• **Exercise objective**
Every record must appear in the response exactly as given.
---- Provided material
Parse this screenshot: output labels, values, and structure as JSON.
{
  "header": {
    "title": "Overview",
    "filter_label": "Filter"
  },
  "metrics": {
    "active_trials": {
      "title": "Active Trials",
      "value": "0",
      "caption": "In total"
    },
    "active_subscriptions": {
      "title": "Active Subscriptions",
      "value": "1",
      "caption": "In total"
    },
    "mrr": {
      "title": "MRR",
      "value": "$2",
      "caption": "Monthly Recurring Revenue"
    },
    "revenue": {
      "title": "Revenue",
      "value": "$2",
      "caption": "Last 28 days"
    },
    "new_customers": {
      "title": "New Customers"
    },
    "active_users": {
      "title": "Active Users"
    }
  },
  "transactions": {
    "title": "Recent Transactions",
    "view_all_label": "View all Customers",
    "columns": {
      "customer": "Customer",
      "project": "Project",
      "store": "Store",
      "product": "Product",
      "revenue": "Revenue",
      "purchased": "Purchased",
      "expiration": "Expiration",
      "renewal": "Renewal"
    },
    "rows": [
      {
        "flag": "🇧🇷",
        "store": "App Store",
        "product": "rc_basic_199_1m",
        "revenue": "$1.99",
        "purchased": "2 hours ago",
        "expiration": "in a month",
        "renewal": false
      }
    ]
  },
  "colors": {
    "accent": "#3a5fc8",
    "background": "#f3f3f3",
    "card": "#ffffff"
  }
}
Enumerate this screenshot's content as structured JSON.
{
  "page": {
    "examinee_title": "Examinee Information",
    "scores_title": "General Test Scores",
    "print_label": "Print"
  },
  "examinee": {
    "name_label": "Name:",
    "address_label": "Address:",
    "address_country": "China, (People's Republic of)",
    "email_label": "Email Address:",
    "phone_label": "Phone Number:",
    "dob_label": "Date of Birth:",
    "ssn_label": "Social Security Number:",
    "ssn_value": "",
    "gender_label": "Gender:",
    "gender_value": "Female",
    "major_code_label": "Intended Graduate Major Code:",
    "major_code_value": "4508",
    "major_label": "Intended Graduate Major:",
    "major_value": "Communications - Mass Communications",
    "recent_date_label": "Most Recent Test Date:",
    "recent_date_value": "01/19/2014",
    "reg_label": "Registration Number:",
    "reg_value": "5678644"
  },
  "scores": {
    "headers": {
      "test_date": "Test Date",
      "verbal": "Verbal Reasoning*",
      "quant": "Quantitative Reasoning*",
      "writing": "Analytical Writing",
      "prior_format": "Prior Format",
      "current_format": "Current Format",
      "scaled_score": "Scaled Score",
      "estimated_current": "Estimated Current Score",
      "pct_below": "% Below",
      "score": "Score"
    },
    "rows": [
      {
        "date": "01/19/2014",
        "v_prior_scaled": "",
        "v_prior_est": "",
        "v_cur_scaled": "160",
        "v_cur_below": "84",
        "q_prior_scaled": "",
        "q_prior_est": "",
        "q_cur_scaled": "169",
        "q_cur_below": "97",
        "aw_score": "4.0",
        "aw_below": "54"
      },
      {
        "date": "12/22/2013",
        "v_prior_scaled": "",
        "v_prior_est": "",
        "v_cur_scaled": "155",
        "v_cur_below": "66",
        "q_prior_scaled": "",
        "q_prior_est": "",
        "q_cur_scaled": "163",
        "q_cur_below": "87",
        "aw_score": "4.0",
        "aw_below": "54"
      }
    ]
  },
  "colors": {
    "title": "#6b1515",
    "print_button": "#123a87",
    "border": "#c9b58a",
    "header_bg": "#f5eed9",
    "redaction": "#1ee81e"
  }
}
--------
• **Response**
Parse this screenshot: output labels, values, and structure as JSON.
{
  "header": {
    "title": "Overview",
    "filter_label": "Filter"
  },
  "metrics": {
    "active_trials": {
      "title": "Active Trials",
      "value": "0",
      "caption": "In total"
    },
    "active_subscriptions": {
      "title": "Active Subscriptions",
      "value": "1",
      "caption": "In total"
    },
    "mrr": {
      "title": "MRR",
      "value": "$2",
      "caption": "Monthly Recurring Revenue"
    },
    "revenue": {
      "title": "Revenue",
      "value": "$2",
      "caption": "Last 28 days"
    },
    "new_customers": {
      "title": "New Customers"
    },
    "active_users": {
      "title": "Active Users"
    }
  },
  "transactions": {
    "title": "Recent Transactions",
    "view_all_label": "View all Customers",
    "columns": {
      "customer": "Customer",
      "project": "Project",
      "store": "Store",
      "product": "Product",
      "revenue": "Revenue",
      "purchased": "Purchased",
      "expiration": "Expiration",
      "renewal": "Renewal"
    },
    "rows": [
      {
        "flag": "🇧🇷",
        "store": "App Store",
        "product": "rc_basic_199_1m",
        "revenue": "$1.99",
        "purchased": "2 hours ago",
        "expiration": "in a month",
        "renewal": false
      }
    ]
  },
  "colors": {
    "accent": "#3a5fc8",
    "background": "#f3f3f3",
    "card": "#ffffff"
  }
}
Enumerate this screenshot's content as structured JSON.
{
  "page": {
    "examinee_title": "Examinee Information",
    "scores_title": "General Test Scores",
    "print_label": "Print"
  },
  "examinee": {
    "name_label": "Name:",
    "address_label": "Address:",
    "address_country": "China, (People's Republic of)",
    "email_label": "Email Address:",
    "phone_label": "Phone Number:",
    "dob_label": "Date of Birth:",
    "ssn_label": "Social Security Number:",
    "ssn_value": "",
    "gender_label": "Gender:",
    "gender_value": "Female",
    "major_code_label": "Intended Graduate Major Code:",
    "major_code_value": "4508",
    "major_label": "Intended Graduate Major:",
    "major_value": "Communications - Mass Communications",
    "recent_date_label": "Most Recent Test Date:",
    "recent_date_value": "01/19/2014",
    "reg_label": "Registration Number:",
    "reg_value": "5678644"
  },
  "scores": {
    "headers": {
      "test_date": "Test Date",
      "verbal": "Verbal Reasoning*",
      "quant": "Quantitative Reasoning*",
      "writing": "Analytical Writing",
      "prior_format": "Prior Format",
      "current_format": "Current Format",
      "scaled_score": "Scaled Score",
      "estimated_current": "Estimated Current Score",
      "pct_below": "% Below",
      "score": "Score"
    },
    "rows": [
      {
        "date": "01/19/2014",
        "v_prior_scaled": "",
        "v_prior_est": "",
        "v_cur_scaled": "160",
        "v_cur_below": "84",
        "q_prior_scaled": "",
        "q_prior_est": "",
        "q_cur_scaled": "169",
        "q_cur_below": "97",
        "aw_score": "4.0",
        "aw_below": "54"
      },
      {
        "date": "12/22/2013",
        "v_prior_scaled": "",
        "v_prior_est": "",
        "v_cur_scaled": "155",
        "v_cur_below": "66",
        "q_prior_scaled": "",
        "q_prior_est": "",
        "q_cur_scaled": "163",
        "q_cur_below": "87",
        "aw_score": "4.0",
        "aw_below": "54"
      }
    ]
  },
  "colors": {
    "title": "#6b1515",
    "print_button": "#123a87",
    "border": "#c9b58a",
    "header_bg": "#f5eed9",
    "redaction": "#1ee81e"
  }
}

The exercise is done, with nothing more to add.